The project “Sustainable and inclusive tourism in North West Argentina” (SITnwa) fulfils the dream of many families: giving to their children a better life, a better house and a stable income. Moreover they have the opportunity to stay in their native area doing what they do.
Read their stories directly in the article published on December 2015 in AMU News >>>
Water, land and culture. For active travellers.
The project “Sustainable and inclusive tourism in North West Argentina” (SITnwa) involves 83 families of five indigenous communities, adapting their homes and providing the knowledge necessary to accommodate tourists.
Therefore it allows them to perceive an income additional to the typical activities of agriculture and livestock, but also much more, as our local coordinators told us.
The positive impact of this project, undertaken within the program of community tourism of the Episcopal Conference of Argentina, can certainly quantify in assets, knowledge, and renovation of homes, higher revenues and sustainability of small family businesses through widespread tourist reception activities. However there is another reality that goes beyond the math and that is perceived only by working in the field. It is a human development that we can “feel”, even in the most simple and ordinary situations. For example, in the safety of those people who before, feeling inferior, would lowered their head; or in the words of those who before would keep silent; in the self-esteem of the small business owners that are now more conscious of their dignity and ability; in the improvement achieved by different communities; in the civic education, in the family stability, in the search of the common good and in the attention to the “common-house feeling” that is perceived in the meeting places.
It should also be said that it is the first project of this type that is realized with the Church in Argentina. There are no precedents, so the Episcopal Commission sees it as a model that can be reproduced in other regions.
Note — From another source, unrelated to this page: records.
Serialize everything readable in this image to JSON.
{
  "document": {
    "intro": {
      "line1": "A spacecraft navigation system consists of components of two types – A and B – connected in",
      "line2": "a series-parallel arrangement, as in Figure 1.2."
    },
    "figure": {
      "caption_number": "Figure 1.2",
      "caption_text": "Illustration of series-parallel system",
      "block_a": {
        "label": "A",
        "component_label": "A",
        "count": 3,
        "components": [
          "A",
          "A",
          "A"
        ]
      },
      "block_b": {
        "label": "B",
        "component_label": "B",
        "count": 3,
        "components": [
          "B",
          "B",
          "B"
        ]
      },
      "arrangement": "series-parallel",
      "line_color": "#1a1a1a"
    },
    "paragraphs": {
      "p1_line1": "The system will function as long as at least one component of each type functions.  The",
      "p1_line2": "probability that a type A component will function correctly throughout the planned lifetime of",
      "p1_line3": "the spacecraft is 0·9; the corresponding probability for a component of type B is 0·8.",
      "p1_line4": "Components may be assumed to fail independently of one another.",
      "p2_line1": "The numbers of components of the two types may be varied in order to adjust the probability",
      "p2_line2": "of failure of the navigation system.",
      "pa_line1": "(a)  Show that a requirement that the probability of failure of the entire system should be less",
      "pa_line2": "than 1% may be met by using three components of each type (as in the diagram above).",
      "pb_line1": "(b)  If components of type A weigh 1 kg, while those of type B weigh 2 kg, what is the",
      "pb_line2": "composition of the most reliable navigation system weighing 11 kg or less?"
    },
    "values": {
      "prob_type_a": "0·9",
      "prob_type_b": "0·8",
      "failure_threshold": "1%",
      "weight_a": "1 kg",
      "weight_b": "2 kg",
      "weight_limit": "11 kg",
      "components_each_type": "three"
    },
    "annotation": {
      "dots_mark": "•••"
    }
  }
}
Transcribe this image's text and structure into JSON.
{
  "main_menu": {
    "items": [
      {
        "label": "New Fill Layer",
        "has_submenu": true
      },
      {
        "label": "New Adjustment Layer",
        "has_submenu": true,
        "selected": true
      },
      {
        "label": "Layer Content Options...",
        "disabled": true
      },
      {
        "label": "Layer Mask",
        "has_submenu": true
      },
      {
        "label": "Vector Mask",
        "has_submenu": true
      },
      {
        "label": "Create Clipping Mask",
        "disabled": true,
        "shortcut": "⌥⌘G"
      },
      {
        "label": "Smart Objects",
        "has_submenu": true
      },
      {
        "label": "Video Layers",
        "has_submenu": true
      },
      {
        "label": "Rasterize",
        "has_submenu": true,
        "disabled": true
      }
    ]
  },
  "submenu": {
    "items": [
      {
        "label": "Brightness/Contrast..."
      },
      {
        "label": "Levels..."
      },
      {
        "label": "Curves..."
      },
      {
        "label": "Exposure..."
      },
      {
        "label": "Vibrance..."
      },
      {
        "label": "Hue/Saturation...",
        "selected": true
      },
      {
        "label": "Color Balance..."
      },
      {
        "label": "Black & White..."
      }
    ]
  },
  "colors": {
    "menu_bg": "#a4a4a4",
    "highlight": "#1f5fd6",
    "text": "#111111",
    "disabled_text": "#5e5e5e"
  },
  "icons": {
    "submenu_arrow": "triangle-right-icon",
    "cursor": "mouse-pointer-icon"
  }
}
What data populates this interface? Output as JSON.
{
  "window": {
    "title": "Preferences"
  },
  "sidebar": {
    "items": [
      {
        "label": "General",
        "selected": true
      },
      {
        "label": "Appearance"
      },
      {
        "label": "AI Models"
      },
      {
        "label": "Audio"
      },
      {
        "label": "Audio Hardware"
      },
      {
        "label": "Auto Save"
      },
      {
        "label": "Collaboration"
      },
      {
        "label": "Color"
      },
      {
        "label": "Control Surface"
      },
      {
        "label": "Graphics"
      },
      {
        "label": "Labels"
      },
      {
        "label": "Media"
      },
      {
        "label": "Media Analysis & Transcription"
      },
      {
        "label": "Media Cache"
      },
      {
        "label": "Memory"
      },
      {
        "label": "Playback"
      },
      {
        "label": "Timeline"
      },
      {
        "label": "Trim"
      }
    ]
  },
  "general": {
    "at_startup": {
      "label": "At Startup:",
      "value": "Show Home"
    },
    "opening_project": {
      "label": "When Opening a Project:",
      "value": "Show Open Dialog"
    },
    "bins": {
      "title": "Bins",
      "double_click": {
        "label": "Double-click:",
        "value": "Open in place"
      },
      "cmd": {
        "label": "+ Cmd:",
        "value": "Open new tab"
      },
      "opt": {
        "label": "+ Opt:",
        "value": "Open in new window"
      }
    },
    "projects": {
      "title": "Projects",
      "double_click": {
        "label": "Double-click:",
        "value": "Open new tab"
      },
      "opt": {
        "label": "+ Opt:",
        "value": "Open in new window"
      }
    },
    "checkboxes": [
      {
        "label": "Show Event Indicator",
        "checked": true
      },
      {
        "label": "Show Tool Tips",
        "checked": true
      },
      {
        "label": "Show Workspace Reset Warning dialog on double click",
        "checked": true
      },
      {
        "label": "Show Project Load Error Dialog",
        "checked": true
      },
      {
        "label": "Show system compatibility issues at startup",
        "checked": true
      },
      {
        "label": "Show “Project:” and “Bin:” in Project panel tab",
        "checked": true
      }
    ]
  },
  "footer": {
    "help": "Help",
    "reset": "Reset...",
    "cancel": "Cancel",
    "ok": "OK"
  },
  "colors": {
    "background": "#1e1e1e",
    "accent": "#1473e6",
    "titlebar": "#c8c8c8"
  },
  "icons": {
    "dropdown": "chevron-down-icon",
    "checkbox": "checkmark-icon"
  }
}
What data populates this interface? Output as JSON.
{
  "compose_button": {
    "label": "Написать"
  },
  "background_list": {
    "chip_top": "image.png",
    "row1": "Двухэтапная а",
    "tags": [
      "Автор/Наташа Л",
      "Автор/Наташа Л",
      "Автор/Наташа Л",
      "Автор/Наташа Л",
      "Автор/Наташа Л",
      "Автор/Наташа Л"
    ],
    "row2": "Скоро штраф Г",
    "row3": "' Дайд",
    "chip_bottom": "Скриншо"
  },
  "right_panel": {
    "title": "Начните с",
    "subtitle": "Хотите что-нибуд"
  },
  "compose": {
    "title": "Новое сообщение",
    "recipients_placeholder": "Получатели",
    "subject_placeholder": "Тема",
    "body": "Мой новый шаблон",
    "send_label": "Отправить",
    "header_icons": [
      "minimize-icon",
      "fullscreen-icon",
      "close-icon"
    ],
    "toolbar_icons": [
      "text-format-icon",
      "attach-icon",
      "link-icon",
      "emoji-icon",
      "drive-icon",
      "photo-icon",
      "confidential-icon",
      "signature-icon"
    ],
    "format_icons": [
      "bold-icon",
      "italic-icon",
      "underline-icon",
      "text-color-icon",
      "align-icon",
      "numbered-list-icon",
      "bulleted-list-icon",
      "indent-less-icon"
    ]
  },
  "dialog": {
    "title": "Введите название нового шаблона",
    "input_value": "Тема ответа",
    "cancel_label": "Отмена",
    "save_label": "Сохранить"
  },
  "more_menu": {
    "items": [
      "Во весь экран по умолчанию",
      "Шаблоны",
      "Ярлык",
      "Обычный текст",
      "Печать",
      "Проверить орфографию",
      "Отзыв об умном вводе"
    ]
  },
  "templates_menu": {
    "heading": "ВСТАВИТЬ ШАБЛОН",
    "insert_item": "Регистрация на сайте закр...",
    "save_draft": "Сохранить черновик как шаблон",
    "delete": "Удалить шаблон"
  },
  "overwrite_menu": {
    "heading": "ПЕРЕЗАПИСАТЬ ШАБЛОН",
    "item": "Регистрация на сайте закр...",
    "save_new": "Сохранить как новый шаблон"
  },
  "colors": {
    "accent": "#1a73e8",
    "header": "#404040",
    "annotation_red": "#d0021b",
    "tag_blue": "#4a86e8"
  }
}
“It hasn’t been snowing for twenty years now, says Clara Lamas of the community of Hornaditas, and the water level is increasingly lower. Where can we fetch the water we need? Soon we will be able to take it from the hill, with a system of pipes and four tanks: There will be drinking water for households and water to irrigate the fields. The whole community is engaged as labour force, we have already divided the tasks and each has its part to do … it’s a dream come true. ”
And Flavia Tejerina of Quebrada del Toro: “At Quebrada we live off agriculture and goat breeding. We grow beans, peas and Andean potatoes. The area is arid and water is scarce. We harvest just one crop a year and, to a lesser extent, we sell cheese and meat. It is just enough to survive, so we hope that tourism improves our lives. Several families have already started to receive tourists, but we must first improve our homes … ”
Primitivo Yapura also lives in Quebrada: “Here we do not get electricity. We use oil or kerosene lamps. Recently the government has given us the chance to have solar panels, but only as much as necessary, while we need electricity for other reasons as well, such as keeping food in a freezer…”
The dream of these families is to give their children a better life, a better house and a stable and real income. And have the opportunity to stay in their native area doing what they do.
Today, five years after the birth of the SITnwa Programme, we rediscover tourism as a true source of life for the community. A source that helps to enhance our roots, our land and all its culture.
Andrea Miranda, communication manager of the SITnwa Programme
Il progetto “Turismo sostenibile e solidale nel Nord Ovest dell’Argentina” (TSNoa) realizza il sogno di molte famiglie: quello di dare ai loro figli una vita migliore, una casa migliore ed un reddito stabile. E avere la possibilità di rimanere nella propria terra facendo ciò che sanno fare.
Leggi direttamente le loro testimonianze nell’articolo pubblicato su AMU Notizie di dicembre 2015 >>>[:]